Bathing your dog with a shampoo that contains medicated ingredients will generally kill ticks on contact. This can be a low-cost way of protecting your dog during peak tick season. You will need to repeat the process about every two weeks, as its effects tend to wear off. To properly use a flea & tick shampoo, be sure to work the shampoo in over your dog’s entire body. Then, leave it on for at least 10 minutes before you rinse it off. Again, remember to protect your dog’s face – especially the eyes and ears.
Powders are generally easy to apply, but can create a mess. If your dog has asthma, powders may not be the best choice, since your dog might inhale some of it.
Collars that repel ticks are easy to use, though they are mainly useful for protecting the neck and head from ticks.
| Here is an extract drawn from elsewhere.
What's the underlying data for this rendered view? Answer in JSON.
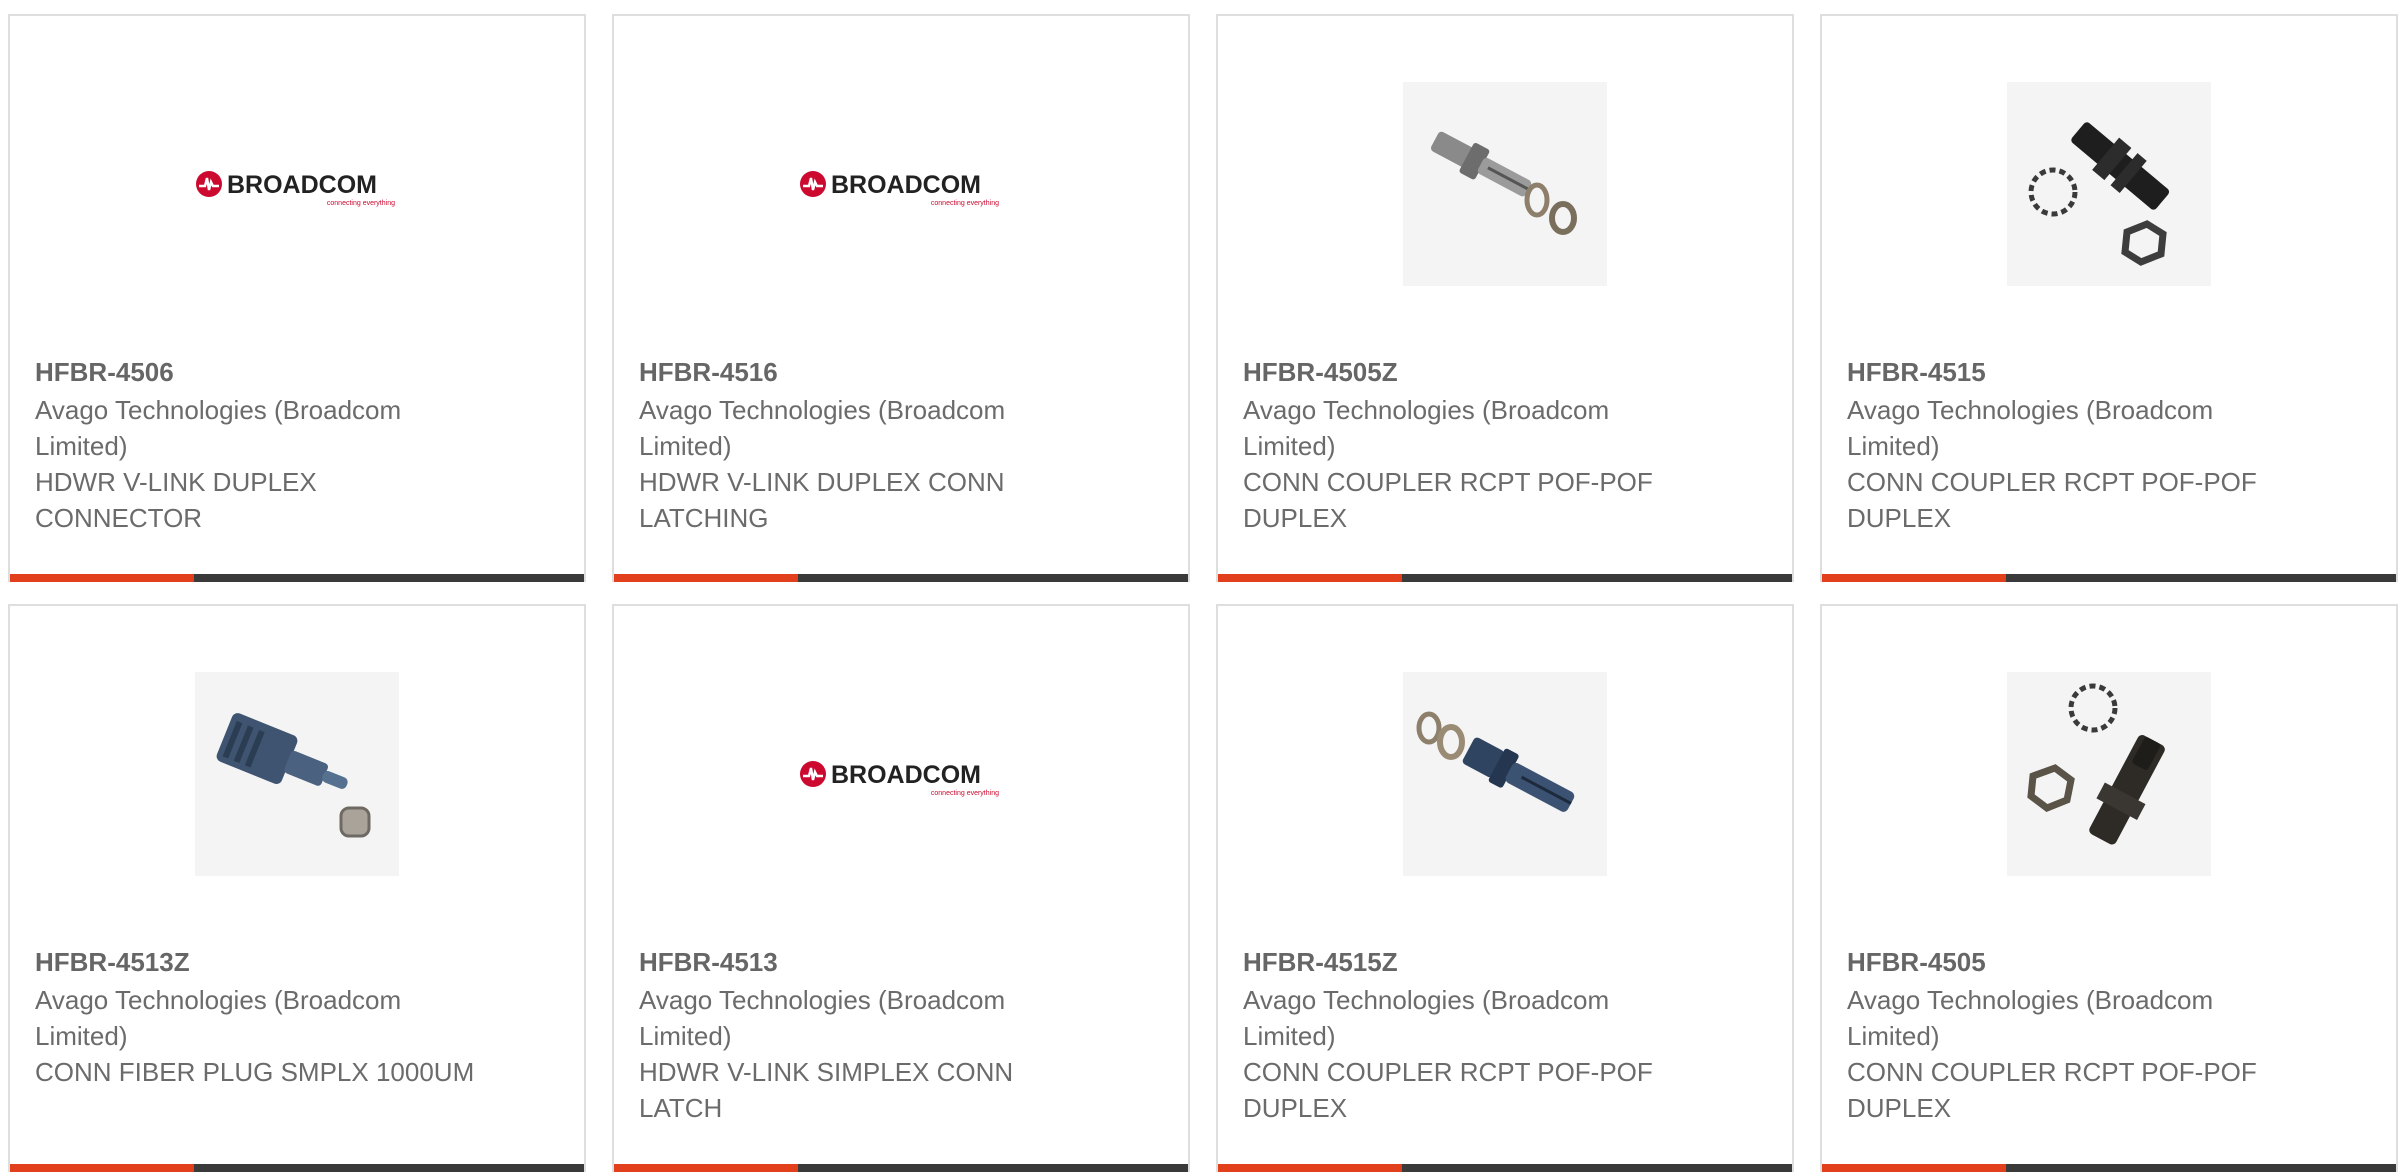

The tick collar needs to make contact with your dog’s skin in order to transfer the chemicals onto the dog’s fur and skin. Ask your vet before putting a tick collar on your dog. If you go for this option, make sure there’s just enough room to fit two fingers under your dog’s collar. Cut off any excess length of collar to prevent your dog from chewing on it. Check the package for information to see how long it offers protection, and know that many tick collars become less effective when they get wet. Watch carefully for any irritation under the collar. In case you see signs of irritation, you may need to use a different product.
Keep your dog out of harm’s way with Tractive GPS
One way to help prevent tick bites on dogs is follow your dog’s adventures with a GPS dog tracker. If you let your dog roam freely on your property, or if you’re worried about them escaping, you can always know where they are with Tractive GPS.
You can also get proactive with a Virtual Fence. This feature normally alerts you in case your dog wanders too far from home, but can also let you know if they step out of a tick-free space and into a danger zone. That way, you know in case you need to search for and remove any ticks when they’re back.
Conclusion: tick control for dogs
It’s the perfect time for walking in the woods and other outdoor activities. However, warm weather also means more ticks, which can lead to the transmission of tick-borne diseases via tick bites on dogs. That’s why we recommend you to:
- Always search your dog for ticks after you’ve been in a grassy or forested area in the warm months.
- Use tweezers to remove a tick on your dog – make sure to get the whole thing out, and do it as soon as possible.
- Monitor your dog and take them to the vet in case they get sick from a tick bite.
- Use one of the tick control methods mentioned above for long-term tick prevention for dogs.
- See if your dog has ventured into tick territory with a GPS dog tracker.
For even more tips on tick control for dogs, check out the video below: